### [PROBLEM TO SOLVE]
Find every line in the entries that holds the string "left" and report it.

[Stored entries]
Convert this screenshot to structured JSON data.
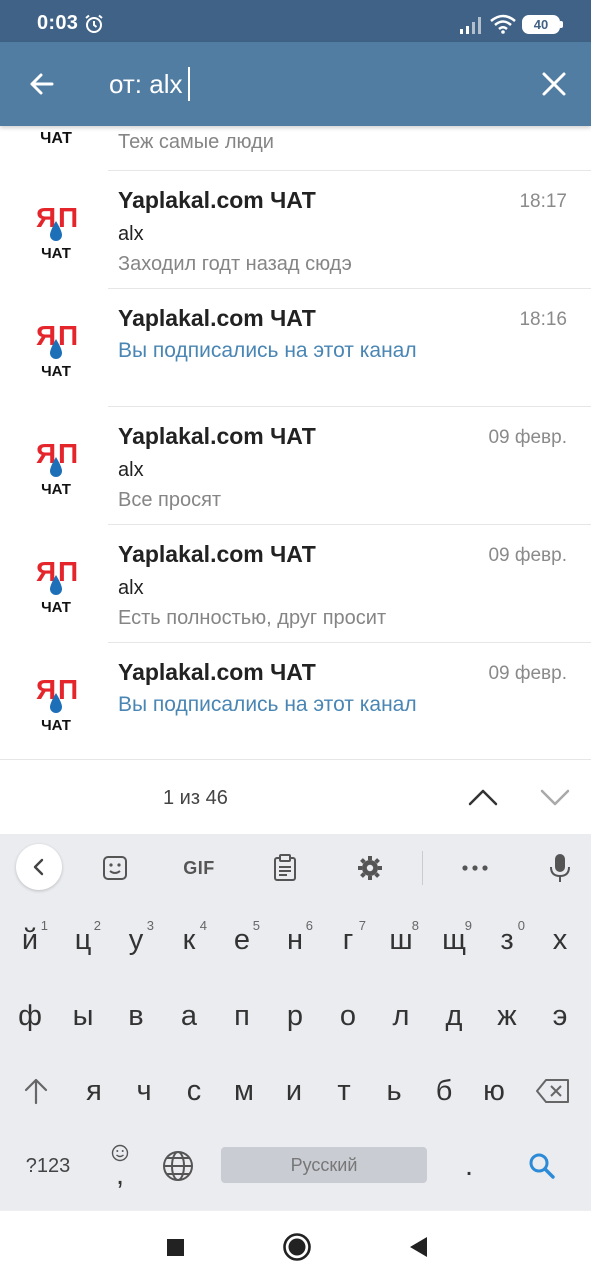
{
  "status_bar": {
    "time": "0:03",
    "battery": "40",
    "icons": [
      "alarm-icon",
      "signal-icon",
      "wifi-icon",
      "battery-icon"
    ]
  },
  "search": {
    "value": "от: alx",
    "back_icon": "arrow-left-icon",
    "clear_icon": "close-icon"
  },
  "results": {
    "partial_row": {
      "text": "Теж самые люди"
    },
    "rows": [
      {
        "title": "Yaplakal.com ЧАТ",
        "time": "18:17",
        "sender": "alx",
        "text": "Заходил годт назад сюдэ",
        "service": false
      },
      {
        "title": "Yaplakal.com ЧАТ",
        "time": "18:16",
        "sender": "",
        "text": "Вы подписались на этот канал",
        "service": true
      },
      {
        "title": "Yaplakal.com ЧАТ",
        "time": "09 февр.",
        "sender": "alx",
        "text": "Все просят",
        "service": false
      },
      {
        "title": "Yaplakal.com ЧАТ",
        "time": "09 февр.",
        "sender": "alx",
        "text": "Есть полностью, друг просит",
        "service": false
      },
      {
        "title": "Yaplakal.com ЧАТ",
        "time": "09 февр.",
        "sender": "",
        "text": "Вы подписались на этот канал",
        "service": true
      }
    ],
    "avatar": {
      "top_text": "ЯП",
      "bottom_text": "ЧАТ",
      "colors": {
        "red": "#e4262c",
        "drop": "#1d6fb8",
        "text": "#111111"
      }
    }
  },
  "pager": {
    "count": "1 из 46"
  },
  "keyboard": {
    "toolbar": [
      "chevron-left-icon",
      "sticker-icon",
      "GIF",
      "clipboard-icon",
      "gear-icon",
      "more-icon",
      "microphone-icon"
    ],
    "row1": [
      {
        "k": "й",
        "h": "1"
      },
      {
        "k": "ц",
        "h": "2"
      },
      {
        "k": "у",
        "h": "3"
      },
      {
        "k": "к",
        "h": "4"
      },
      {
        "k": "е",
        "h": "5"
      },
      {
        "k": "н",
        "h": "6"
      },
      {
        "k": "г",
        "h": "7"
      },
      {
        "k": "ш",
        "h": "8"
      },
      {
        "k": "щ",
        "h": "9"
      },
      {
        "k": "з",
        "h": "0"
      },
      {
        "k": "х",
        "h": ""
      }
    ],
    "row2": [
      "ф",
      "ы",
      "в",
      "а",
      "п",
      "р",
      "о",
      "л",
      "д",
      "ж",
      "э"
    ],
    "row3": [
      "я",
      "ч",
      "с",
      "м",
      "и",
      "т",
      "ь",
      "б",
      "ю"
    ],
    "sym_label": "?123",
    "comma": ",",
    "space_label": "Русский",
    "period": "."
  },
  "nav_bar": {
    "icons": [
      "recents-square-icon",
      "home-circle-icon",
      "back-triangle-icon"
    ]
  },
  "colors": {
    "status_bar": "#3f6286",
    "header": "#527da3",
    "link_blue": "#4a86b4",
    "search_key": "#2d8ad6"
  }
}
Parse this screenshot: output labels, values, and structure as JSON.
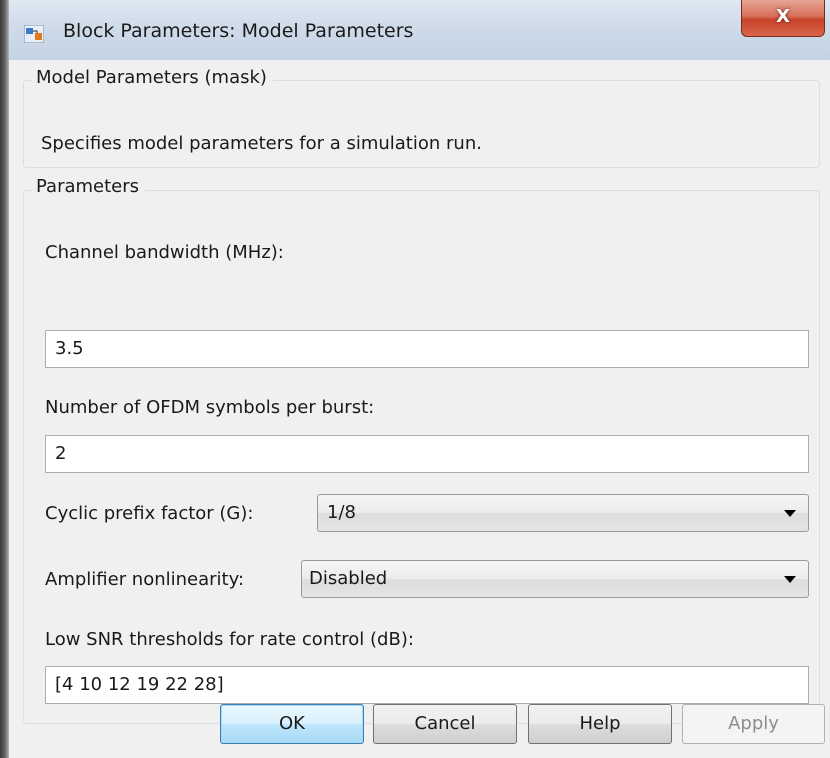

### [REPLY]
    "back_icon": "arrow-left-icon",
      "chevron-left-icon",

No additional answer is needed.